BRIEF —
Copy, from the material below, each line that contains the word "this".
START DATA LISTING
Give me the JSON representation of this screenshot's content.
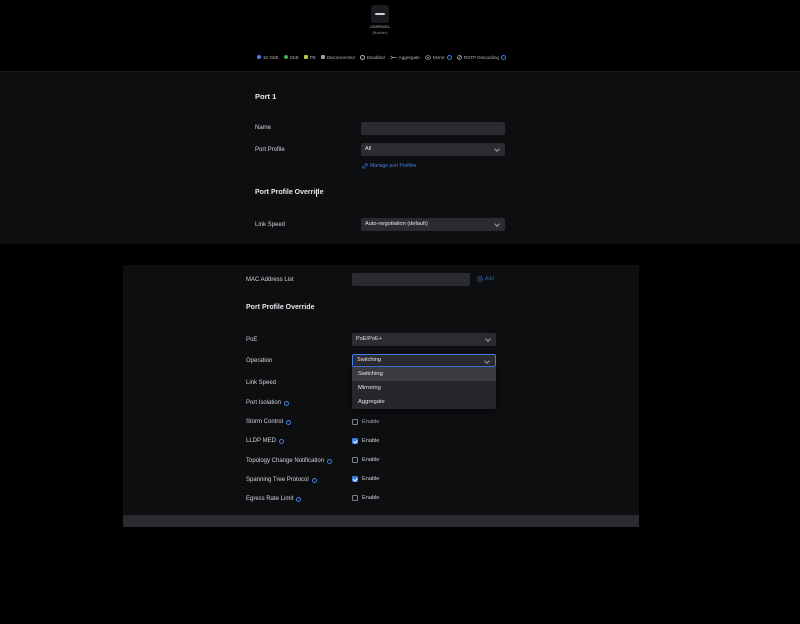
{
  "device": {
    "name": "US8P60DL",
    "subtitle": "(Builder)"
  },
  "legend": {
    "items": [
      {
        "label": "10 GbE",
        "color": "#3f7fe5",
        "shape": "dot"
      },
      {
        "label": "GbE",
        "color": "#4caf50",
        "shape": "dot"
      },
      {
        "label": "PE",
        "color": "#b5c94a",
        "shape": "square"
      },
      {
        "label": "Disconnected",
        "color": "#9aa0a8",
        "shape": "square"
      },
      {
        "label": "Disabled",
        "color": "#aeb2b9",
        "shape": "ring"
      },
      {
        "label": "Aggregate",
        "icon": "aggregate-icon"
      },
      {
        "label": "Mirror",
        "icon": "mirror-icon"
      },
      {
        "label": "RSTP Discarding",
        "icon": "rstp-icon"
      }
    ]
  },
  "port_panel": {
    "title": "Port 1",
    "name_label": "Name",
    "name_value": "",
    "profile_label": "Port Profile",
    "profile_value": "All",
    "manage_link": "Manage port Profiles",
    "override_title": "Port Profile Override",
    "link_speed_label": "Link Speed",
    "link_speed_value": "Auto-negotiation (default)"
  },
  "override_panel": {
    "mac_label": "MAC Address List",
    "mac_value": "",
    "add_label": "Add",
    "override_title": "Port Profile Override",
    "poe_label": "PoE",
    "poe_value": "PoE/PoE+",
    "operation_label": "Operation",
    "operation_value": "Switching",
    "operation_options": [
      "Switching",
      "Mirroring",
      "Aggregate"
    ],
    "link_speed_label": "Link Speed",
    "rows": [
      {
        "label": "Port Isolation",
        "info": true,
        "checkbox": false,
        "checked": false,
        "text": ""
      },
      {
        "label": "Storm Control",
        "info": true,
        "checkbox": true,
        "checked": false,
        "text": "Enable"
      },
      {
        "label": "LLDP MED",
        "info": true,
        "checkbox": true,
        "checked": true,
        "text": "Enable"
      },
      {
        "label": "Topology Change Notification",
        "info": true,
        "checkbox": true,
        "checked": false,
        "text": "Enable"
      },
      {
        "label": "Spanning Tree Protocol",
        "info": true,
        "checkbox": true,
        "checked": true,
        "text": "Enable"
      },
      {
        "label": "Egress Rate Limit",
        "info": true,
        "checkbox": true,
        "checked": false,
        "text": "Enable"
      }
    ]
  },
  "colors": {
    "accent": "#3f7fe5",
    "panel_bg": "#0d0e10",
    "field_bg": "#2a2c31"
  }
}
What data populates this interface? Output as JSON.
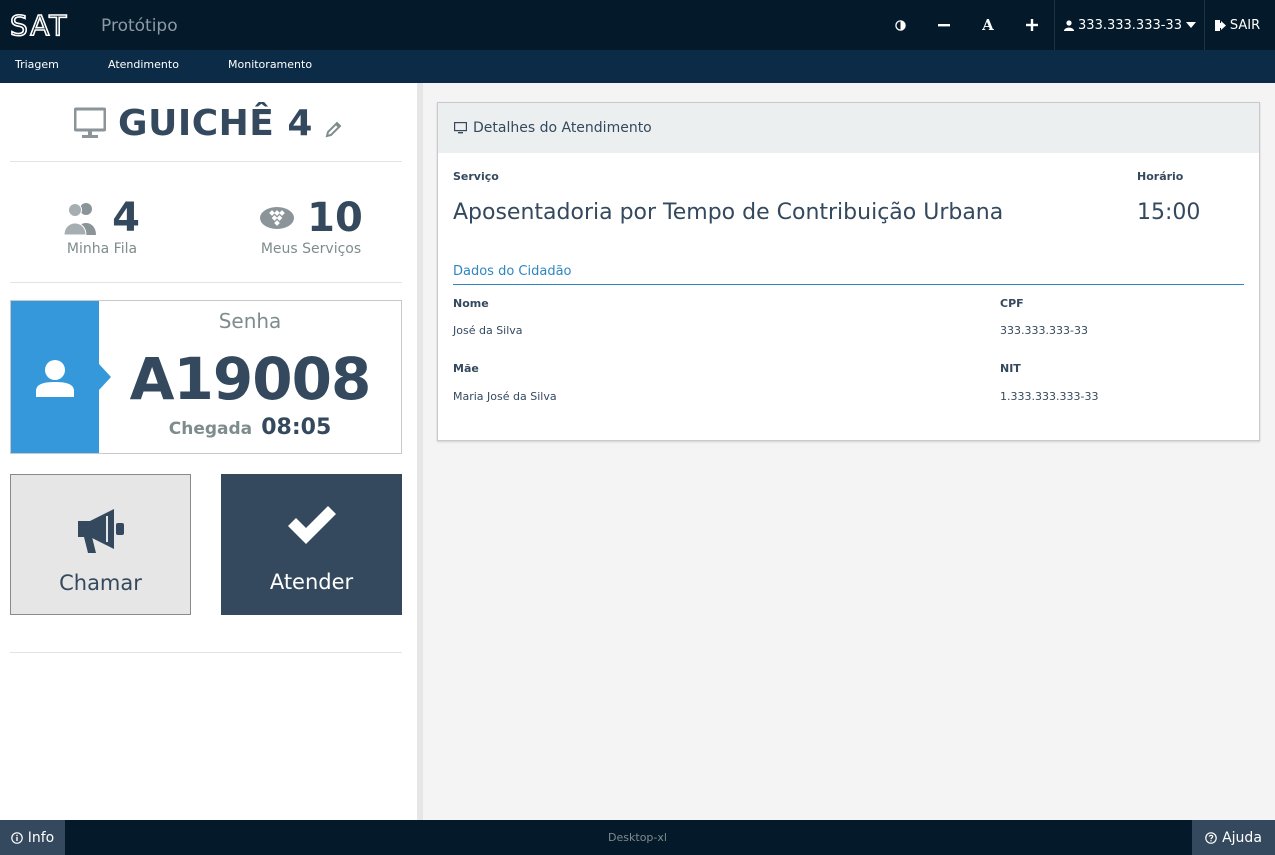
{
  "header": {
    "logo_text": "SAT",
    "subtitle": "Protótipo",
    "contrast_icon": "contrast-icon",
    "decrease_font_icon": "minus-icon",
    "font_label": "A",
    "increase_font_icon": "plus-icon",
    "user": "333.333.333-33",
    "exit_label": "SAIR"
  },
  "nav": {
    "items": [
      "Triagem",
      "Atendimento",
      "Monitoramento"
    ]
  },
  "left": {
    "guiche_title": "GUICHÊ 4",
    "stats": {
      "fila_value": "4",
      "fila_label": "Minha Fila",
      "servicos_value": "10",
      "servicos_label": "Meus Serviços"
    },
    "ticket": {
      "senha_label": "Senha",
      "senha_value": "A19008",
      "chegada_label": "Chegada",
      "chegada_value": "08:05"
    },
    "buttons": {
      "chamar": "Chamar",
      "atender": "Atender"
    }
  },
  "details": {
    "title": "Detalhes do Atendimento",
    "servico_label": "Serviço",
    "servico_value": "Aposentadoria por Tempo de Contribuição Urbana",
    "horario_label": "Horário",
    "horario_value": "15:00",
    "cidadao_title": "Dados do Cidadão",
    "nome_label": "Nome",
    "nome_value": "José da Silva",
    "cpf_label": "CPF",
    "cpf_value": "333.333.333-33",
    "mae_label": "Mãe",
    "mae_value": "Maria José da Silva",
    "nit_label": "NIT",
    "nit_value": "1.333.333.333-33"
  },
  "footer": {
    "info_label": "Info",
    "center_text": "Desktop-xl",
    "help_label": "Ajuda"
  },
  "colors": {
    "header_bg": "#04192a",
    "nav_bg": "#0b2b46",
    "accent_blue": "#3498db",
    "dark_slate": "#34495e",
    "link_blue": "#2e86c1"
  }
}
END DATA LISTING
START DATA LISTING
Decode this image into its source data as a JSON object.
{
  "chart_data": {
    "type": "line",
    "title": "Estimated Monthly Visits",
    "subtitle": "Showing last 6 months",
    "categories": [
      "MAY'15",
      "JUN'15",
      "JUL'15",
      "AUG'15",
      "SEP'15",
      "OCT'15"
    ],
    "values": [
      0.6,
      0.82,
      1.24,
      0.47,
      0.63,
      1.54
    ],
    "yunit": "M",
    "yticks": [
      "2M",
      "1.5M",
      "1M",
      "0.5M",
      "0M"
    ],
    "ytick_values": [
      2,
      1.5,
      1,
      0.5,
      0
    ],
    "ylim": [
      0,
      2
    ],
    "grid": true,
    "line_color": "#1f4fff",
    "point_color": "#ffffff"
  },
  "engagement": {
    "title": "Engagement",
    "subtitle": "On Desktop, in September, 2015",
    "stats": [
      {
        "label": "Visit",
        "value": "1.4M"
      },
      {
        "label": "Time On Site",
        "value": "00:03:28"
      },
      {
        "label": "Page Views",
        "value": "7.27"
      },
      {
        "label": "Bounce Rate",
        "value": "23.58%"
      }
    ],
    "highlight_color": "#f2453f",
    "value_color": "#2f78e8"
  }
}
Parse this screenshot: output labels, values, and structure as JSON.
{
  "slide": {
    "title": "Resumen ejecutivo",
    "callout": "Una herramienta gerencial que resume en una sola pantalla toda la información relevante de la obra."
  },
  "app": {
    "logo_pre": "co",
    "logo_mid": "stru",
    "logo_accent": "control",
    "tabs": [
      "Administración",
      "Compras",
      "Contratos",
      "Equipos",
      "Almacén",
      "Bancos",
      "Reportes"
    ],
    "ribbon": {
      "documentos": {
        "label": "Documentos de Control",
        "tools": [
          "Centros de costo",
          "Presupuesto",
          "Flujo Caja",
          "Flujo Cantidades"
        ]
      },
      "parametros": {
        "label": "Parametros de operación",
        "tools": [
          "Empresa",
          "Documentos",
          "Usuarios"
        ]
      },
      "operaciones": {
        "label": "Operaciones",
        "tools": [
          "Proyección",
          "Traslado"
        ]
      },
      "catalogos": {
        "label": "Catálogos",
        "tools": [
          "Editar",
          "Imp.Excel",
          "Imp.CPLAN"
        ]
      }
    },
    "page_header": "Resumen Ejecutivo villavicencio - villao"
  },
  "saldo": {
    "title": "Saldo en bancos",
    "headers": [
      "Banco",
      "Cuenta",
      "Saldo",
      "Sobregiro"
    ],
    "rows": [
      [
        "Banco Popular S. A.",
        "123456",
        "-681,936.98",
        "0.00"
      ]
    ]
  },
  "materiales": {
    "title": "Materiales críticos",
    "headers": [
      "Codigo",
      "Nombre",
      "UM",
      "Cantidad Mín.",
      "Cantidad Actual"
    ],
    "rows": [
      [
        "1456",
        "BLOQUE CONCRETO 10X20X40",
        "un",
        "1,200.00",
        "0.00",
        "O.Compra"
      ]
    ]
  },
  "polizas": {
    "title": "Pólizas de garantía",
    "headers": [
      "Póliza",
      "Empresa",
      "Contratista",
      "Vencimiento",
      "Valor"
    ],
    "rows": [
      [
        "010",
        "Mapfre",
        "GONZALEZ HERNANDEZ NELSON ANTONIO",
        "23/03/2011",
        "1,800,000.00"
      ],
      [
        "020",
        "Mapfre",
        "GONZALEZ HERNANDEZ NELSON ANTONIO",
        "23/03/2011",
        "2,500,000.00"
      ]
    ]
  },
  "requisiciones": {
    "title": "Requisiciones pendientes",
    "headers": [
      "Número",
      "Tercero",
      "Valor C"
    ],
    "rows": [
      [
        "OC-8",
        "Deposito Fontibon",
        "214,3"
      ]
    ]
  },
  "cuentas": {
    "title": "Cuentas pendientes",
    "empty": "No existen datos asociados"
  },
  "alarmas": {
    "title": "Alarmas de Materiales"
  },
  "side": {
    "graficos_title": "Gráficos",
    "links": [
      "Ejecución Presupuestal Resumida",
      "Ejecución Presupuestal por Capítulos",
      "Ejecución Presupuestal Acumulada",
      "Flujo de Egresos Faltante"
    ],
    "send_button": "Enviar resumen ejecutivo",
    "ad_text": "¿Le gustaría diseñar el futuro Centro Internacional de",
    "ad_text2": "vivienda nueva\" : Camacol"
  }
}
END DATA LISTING
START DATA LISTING
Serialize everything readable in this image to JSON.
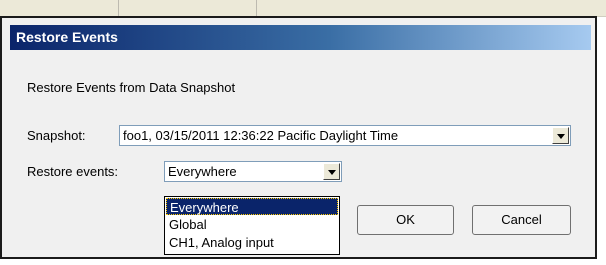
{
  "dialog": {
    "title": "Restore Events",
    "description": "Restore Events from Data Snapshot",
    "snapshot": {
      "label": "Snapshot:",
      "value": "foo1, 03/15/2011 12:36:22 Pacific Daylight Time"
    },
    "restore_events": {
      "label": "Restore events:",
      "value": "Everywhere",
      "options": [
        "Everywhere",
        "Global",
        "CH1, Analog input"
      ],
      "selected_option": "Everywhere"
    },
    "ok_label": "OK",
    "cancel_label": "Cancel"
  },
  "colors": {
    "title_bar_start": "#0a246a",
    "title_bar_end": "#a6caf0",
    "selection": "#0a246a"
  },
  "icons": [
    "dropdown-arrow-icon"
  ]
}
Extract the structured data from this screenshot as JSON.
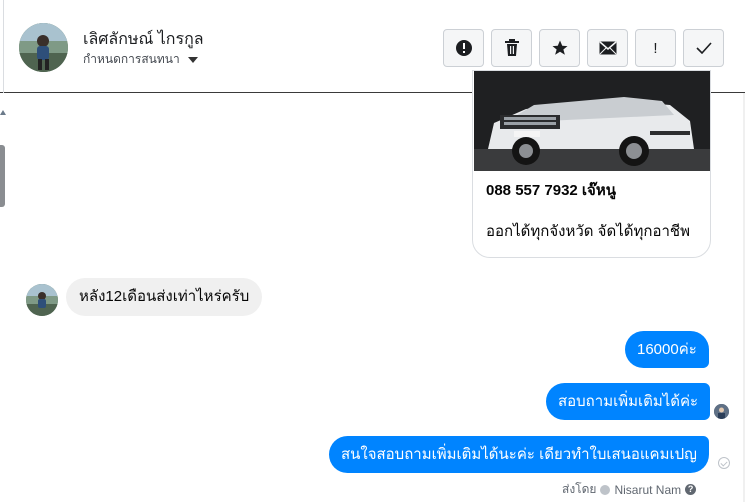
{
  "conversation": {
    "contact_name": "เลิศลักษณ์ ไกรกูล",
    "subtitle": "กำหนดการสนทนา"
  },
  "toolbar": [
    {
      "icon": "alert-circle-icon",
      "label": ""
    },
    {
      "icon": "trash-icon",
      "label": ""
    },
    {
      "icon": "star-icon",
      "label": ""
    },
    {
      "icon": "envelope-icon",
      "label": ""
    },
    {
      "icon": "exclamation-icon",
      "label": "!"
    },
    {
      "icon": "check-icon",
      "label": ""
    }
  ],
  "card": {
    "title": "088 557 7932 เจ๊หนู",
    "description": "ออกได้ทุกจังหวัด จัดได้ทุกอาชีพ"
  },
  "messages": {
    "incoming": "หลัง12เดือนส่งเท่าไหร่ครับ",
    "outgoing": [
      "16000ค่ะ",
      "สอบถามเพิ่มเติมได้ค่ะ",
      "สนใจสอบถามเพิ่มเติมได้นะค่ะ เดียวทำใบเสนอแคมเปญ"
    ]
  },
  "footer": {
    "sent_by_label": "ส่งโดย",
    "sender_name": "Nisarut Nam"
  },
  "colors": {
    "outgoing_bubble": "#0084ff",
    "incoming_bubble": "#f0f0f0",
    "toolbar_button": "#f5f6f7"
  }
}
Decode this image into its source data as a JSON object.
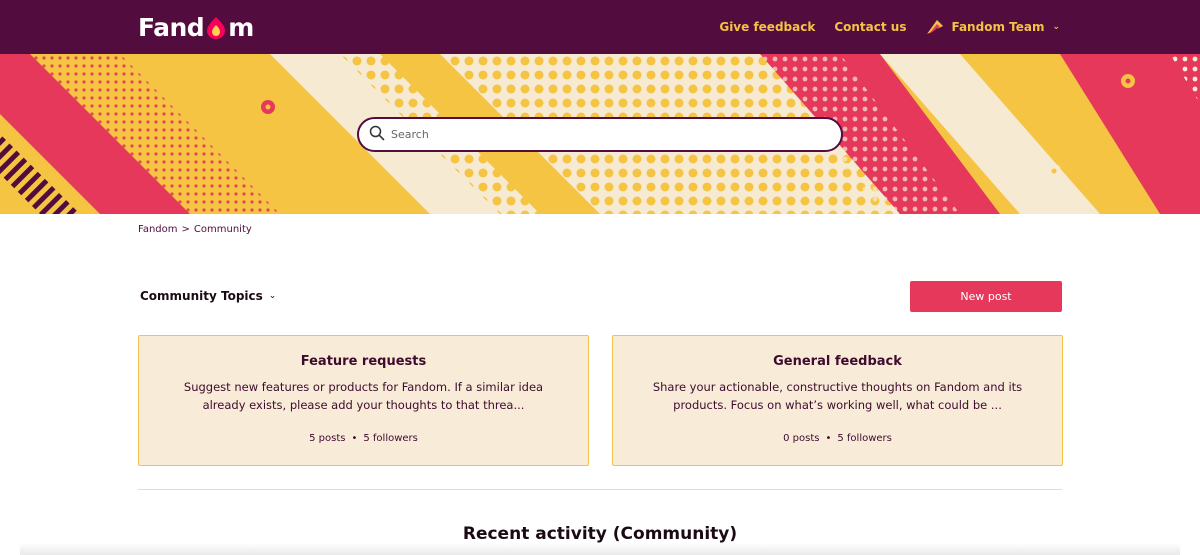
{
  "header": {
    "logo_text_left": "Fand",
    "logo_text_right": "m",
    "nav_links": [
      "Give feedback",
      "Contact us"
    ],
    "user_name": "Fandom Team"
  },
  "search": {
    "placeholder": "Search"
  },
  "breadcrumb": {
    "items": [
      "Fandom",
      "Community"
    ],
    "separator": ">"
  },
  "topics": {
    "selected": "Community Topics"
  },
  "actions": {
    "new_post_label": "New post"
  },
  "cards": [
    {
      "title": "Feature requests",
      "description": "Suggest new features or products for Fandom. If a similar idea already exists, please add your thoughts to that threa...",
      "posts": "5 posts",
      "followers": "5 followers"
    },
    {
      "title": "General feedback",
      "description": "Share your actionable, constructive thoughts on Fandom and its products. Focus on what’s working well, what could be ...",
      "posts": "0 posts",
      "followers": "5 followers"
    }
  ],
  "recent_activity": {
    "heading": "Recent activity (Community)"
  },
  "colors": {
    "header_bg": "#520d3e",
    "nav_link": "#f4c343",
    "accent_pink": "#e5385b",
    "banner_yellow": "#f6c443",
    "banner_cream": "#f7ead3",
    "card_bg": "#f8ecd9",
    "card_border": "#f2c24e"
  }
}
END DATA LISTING
ANSWER —
Give me the JSON representation of this screenshot's content.
What data populates this interface? Output as JSON.
Decode this image into its source data as a JSON object.
Parse this screenshot: output labels, values, and structure as JSON.
Serialize everything readable in this image to JSON.
Extract the structured data from this screenshot as JSON.
Decode this image into its source data as a JSON object.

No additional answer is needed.